More on Social Security and Ponzi
By David Henderson
In his comment on my previous post on Paul Krugman and whether Social Security is a Ponzi scheme, “wintercow20” writes:
Would it not have made sense from the outset to argue something like, “Professor Krugman also recognizes the problems with Social Security?”
Good point. What Krugman did not disown was this part of his article 15 years ago:
Well, the Ponzi game will soon be over, thanks to changing demographics, so that the typical recipient henceforth will get only about as much as he or she put in (and today’s young may well get less than they put in).
In other words, Krugman does recognize a key problem with Social Security.
In his comment on my post, Bob Murphy highlights the item linked to by Krugman in which the Social Security Administration thought it important to clarify what Ponzi’s scheme was vs. what the Social Security system is. The whole thing is worth reading. The Social Security historian, Larry DeWitt, ends with this:

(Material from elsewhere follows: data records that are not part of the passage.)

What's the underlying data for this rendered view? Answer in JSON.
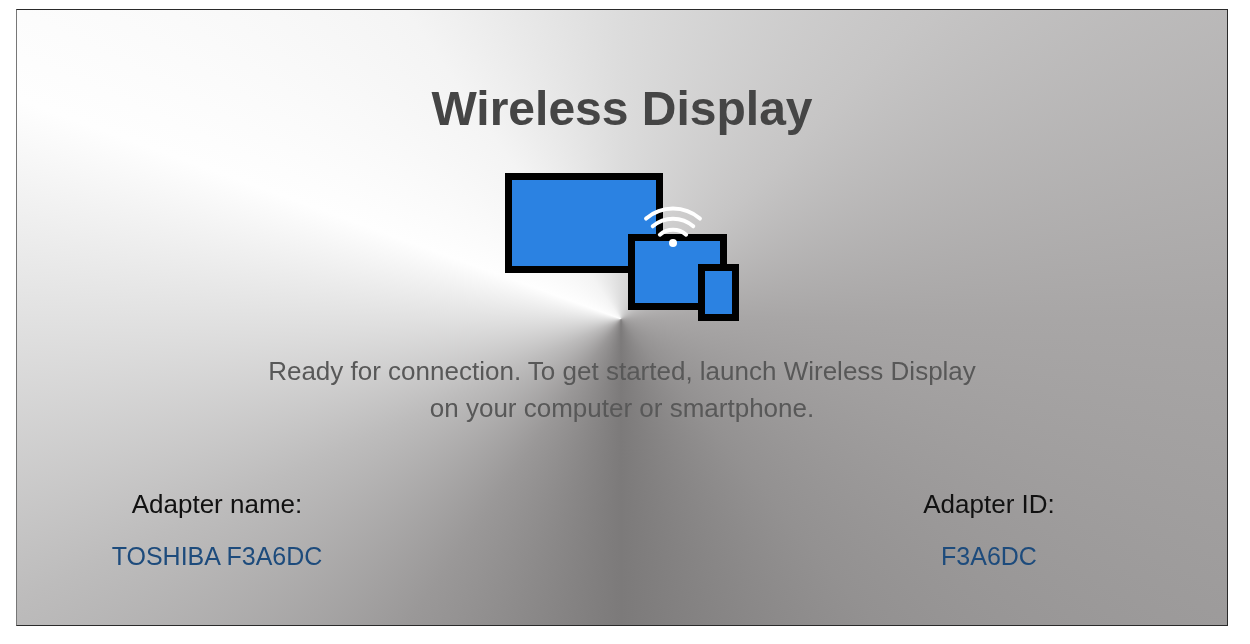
{
  "title": "Wireless Display",
  "message": "Ready for connection. To get started, launch Wireless Display on your computer or smartphone.",
  "adapter_name": {
    "label": "Adapter name:",
    "value": "TOSHIBA F3A6DC"
  },
  "adapter_id": {
    "label": "Adapter ID:",
    "value": "F3A6DC"
  }
}
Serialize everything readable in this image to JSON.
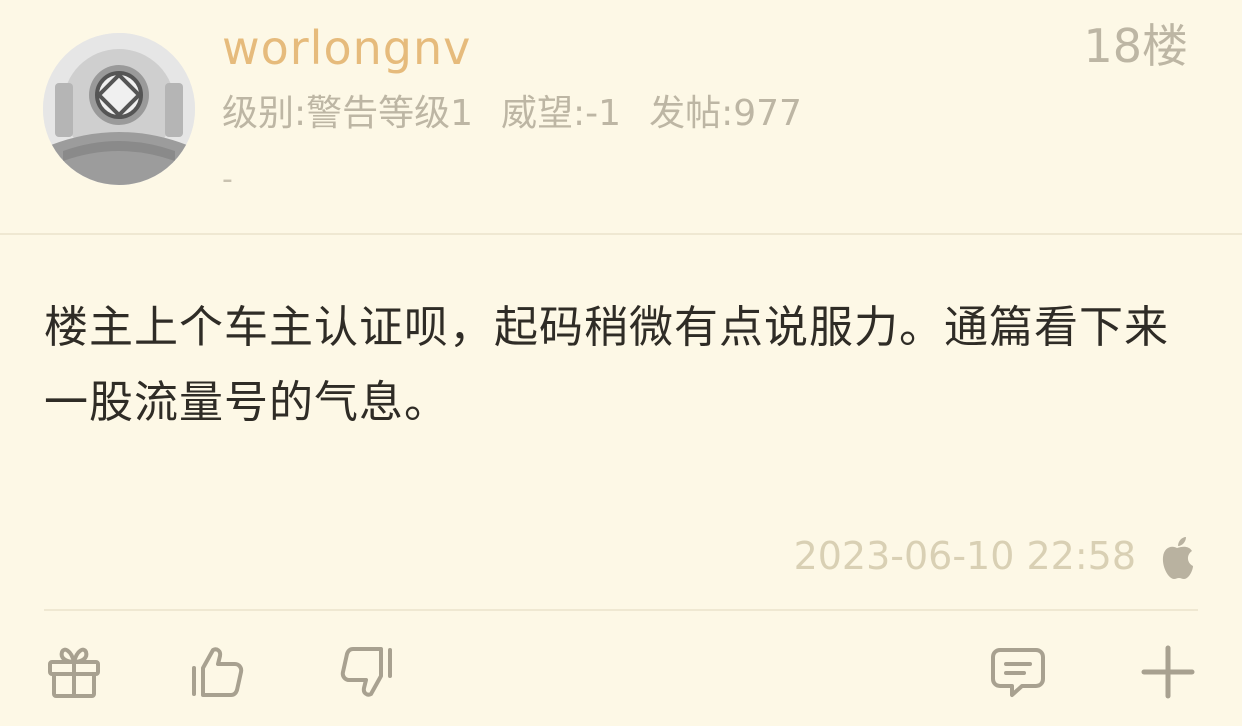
{
  "user": {
    "name": "worlongnv",
    "level": "级别:警告等级1",
    "reputation": "威望:-1",
    "posts": "发帖:977",
    "signature": "-"
  },
  "floor_label": "18楼",
  "post": {
    "text": "楼主上个车主认证呗，起码稍微有点说服力。通篇看下来一股流量号的气息。",
    "timestamp": "2023-06-10 22:58",
    "device_icon": "apple-icon"
  },
  "actions": [
    {
      "name": "gift",
      "icon": "gift-icon"
    },
    {
      "name": "like",
      "icon": "thumbs-up-icon"
    },
    {
      "name": "dislike",
      "icon": "thumbs-down-icon"
    },
    {
      "name": "comment",
      "icon": "comment-icon"
    },
    {
      "name": "more",
      "icon": "plus-icon"
    }
  ],
  "colors": {
    "background": "#fdf8e6",
    "username": "#e6bb7c",
    "meta_text": "#bdb6a4",
    "body_text": "#2f2c26",
    "icon": "#a8a190"
  }
}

The first modern social insurance program began in Germany in 1889 and has been in continuous operation for more than 100 years. The American Social Security system has been in continuous successful operation since 1935. Charles Ponzi’s scheme lasted barely 200 days.
In about 2000, when I was writing my chapter on Social Security in The Joy of Freedom: An Economist’s Odyssey, I was in touch with Mr. DeWitt on the phone. He told me that he had written the Ponzi analysis for the Social Security Administration’s web site and that it had been up for a while but then the higher-ups decided to take it down. He and I were both disappointed. I’m glad they have relented and put it back up.
I’ve had feedback off-line from someone suggesting that I clarify whether Social Security is a Ponzi scheme. Here’s what I wrote in The Joy of Freedom:
There are two main differences between Ponzi’s original scam and the Social Security system. The first difference is that Social Security is run by government and, whatever its constitutionality and its questionable ethics, is legal. The second difference follows from the first: Whereas Ponzi had to rely on suckers, the government can and does use force. It’s true that the government refers to the Social Security payroll taxes–a hefty 10.6 percent (an extra 1.8 percent is for disability insurance and a further 2.9 percent, levied on all income from work, is for Medicare) of every worker’s earnings up to $80,400 in 2001–as “contributions.” But just try not “contributing.” That’s what Valentine Byler, an Amish farmer in New Wilmington, Pennsylvania, did in 1961. His religion taught that its members should care for each other and he tried to act on his religious beliefs by not paying Social Security taxes. The Internal Revenue Service responded by seizing three of his horses and selling them to collect $308.96 in unpaid taxes.
The use of force is the key to why Social Security has lasted so much longer than Ponzi’s scheme.